Excerpts from an interface dataset:
________
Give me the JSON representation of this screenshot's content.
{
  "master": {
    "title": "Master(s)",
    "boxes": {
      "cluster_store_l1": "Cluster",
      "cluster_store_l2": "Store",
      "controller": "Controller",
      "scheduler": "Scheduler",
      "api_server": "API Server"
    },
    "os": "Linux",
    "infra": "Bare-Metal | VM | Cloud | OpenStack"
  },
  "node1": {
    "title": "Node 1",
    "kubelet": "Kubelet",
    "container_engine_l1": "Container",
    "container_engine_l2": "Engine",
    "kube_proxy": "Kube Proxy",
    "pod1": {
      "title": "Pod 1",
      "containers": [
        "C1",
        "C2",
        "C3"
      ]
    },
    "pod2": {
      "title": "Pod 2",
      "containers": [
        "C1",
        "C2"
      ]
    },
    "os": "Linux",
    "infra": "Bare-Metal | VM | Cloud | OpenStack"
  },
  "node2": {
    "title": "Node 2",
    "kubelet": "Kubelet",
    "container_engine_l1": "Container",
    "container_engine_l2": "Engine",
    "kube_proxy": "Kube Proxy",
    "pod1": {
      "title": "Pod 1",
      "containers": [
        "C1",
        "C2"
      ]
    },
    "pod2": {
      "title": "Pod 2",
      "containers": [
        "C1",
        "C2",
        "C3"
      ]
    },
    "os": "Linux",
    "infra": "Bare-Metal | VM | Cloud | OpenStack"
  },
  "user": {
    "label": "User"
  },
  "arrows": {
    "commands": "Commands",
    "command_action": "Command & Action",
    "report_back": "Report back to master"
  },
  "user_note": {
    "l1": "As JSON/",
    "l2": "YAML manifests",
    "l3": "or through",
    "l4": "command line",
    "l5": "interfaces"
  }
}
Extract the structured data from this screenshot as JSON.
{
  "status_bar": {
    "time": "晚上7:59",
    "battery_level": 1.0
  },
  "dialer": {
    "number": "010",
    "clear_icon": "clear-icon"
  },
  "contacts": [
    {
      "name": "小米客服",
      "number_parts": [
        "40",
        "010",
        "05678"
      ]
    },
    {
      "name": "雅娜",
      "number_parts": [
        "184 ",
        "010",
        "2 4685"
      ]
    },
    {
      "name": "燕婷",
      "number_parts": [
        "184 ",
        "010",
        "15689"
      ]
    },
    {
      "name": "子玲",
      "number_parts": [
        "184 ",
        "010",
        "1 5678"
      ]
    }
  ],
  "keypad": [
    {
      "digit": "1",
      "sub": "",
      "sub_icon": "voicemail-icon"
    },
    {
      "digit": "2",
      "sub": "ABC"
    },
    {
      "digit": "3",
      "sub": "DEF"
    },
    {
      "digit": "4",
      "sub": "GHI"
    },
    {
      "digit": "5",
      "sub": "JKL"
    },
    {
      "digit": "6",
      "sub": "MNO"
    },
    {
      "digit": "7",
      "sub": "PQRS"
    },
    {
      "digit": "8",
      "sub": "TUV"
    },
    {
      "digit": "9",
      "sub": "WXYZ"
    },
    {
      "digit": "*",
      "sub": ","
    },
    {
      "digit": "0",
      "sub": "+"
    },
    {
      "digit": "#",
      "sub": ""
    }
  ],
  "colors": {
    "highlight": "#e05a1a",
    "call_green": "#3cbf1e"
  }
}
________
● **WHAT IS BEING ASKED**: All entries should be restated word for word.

● **SOLVED EXERCISE**:
Give me the JSON representation of this screenshot's content.
{
  "master": {
    "title": "Master(s)",
    "boxes": {
      "cluster_store_l1": "Cluster",
      "cluster_store_l2": "Store",
      "controller": "Controller",
      "scheduler": "Scheduler",
      "api_server": "API Server"
    },
    "os": "Linux",
    "infra": "Bare-Metal | VM | Cloud | OpenStack"
  },
  "node1": {
    "title": "Node 1",
    "kubelet": "Kubelet",
    "container_engine_l1": "Container",
    "container_engine_l2": "Engine",
    "kube_proxy": "Kube Proxy",
    "pod1": {
      "title": "Pod 1",
      "containers": [
        "C1",
        "C2",
        "C3"
      ]
    },
    "pod2": {
      "title": "Pod 2",
      "containers": [
        "C1",
        "C2"
      ]
    },
    "os": "Linux",
    "infra": "Bare-Metal | VM | Cloud | OpenStack"
  },
  "node2": {
    "title": "Node 2",
    "kubelet": "Kubelet",
    "container_engine_l1": "Container",
    "container_engine_l2": "Engine",
    "kube_proxy": "Kube Proxy",
    "pod1": {
      "title": "Pod 1",
      "containers": [
        "C1",
        "C2"
      ]
    },
    "pod2": {
      "title": "Pod 2",
      "containers": [
        "C1",
        "C2",
        "C3"
      ]
    },
    "os": "Linux",
    "infra": "Bare-Metal | VM | Cloud | OpenStack"
  },
  "user": {
    "label": "User"
  },
  "arrows": {
    "commands": "Commands",
    "command_action": "Command & Action",
    "report_back": "Report back to master"
  },
  "user_note": {
    "l1": "As JSON/",
    "l2": "YAML manifests",
    "l3": "or through",
    "l4": "command line",
    "l5": "interfaces"
  }
}
Extract the structured data from this screenshot as JSON.
{
  "status_bar": {
    "time": "晚上7:59",
    "battery_level": 1.0
  },
  "dialer": {
    "number": "010",
    "clear_icon": "clear-icon"
  },
  "contacts": [
    {
      "name": "小米客服",
      "number_parts": [
        "40",
        "010",
        "05678"
      ]
    },
    {
      "name": "雅娜",
      "number_parts": [
        "184 ",
        "010",
        "2 4685"
      ]
    },
    {
      "name": "燕婷",
      "number_parts": [
        "184 ",
        "010",
        "15689"
      ]
    },
    {
      "name": "子玲",
      "number_parts": [
        "184 ",
        "010",
        "1 5678"
      ]
    }
  ],
  "keypad": [
    {
      "digit": "1",
      "sub": "",
      "sub_icon": "voicemail-icon"
    },
    {
      "digit": "2",
      "sub": "ABC"
    },
    {
      "digit": "3",
      "sub": "DEF"
    },
    {
      "digit": "4",
      "sub": "GHI"
    },
    {
      "digit": "5",
      "sub": "JKL"
    },
    {
      "digit": "6",
      "sub": "MNO"
    },
    {
      "digit": "7",
      "sub": "PQRS"
    },
    {
      "digit": "8",
      "sub": "TUV"
    },
    {
      "digit": "9",
      "sub": "WXYZ"
    },
    {
      "digit": "*",
      "sub": ","
    },
    {
      "digit": "0",
      "sub": "+"
    },
    {
      "digit": "#",
      "sub": ""
    }
  ],
  "colors": {
    "highlight": "#e05a1a",
    "call_green": "#3cbf1e"
  }
}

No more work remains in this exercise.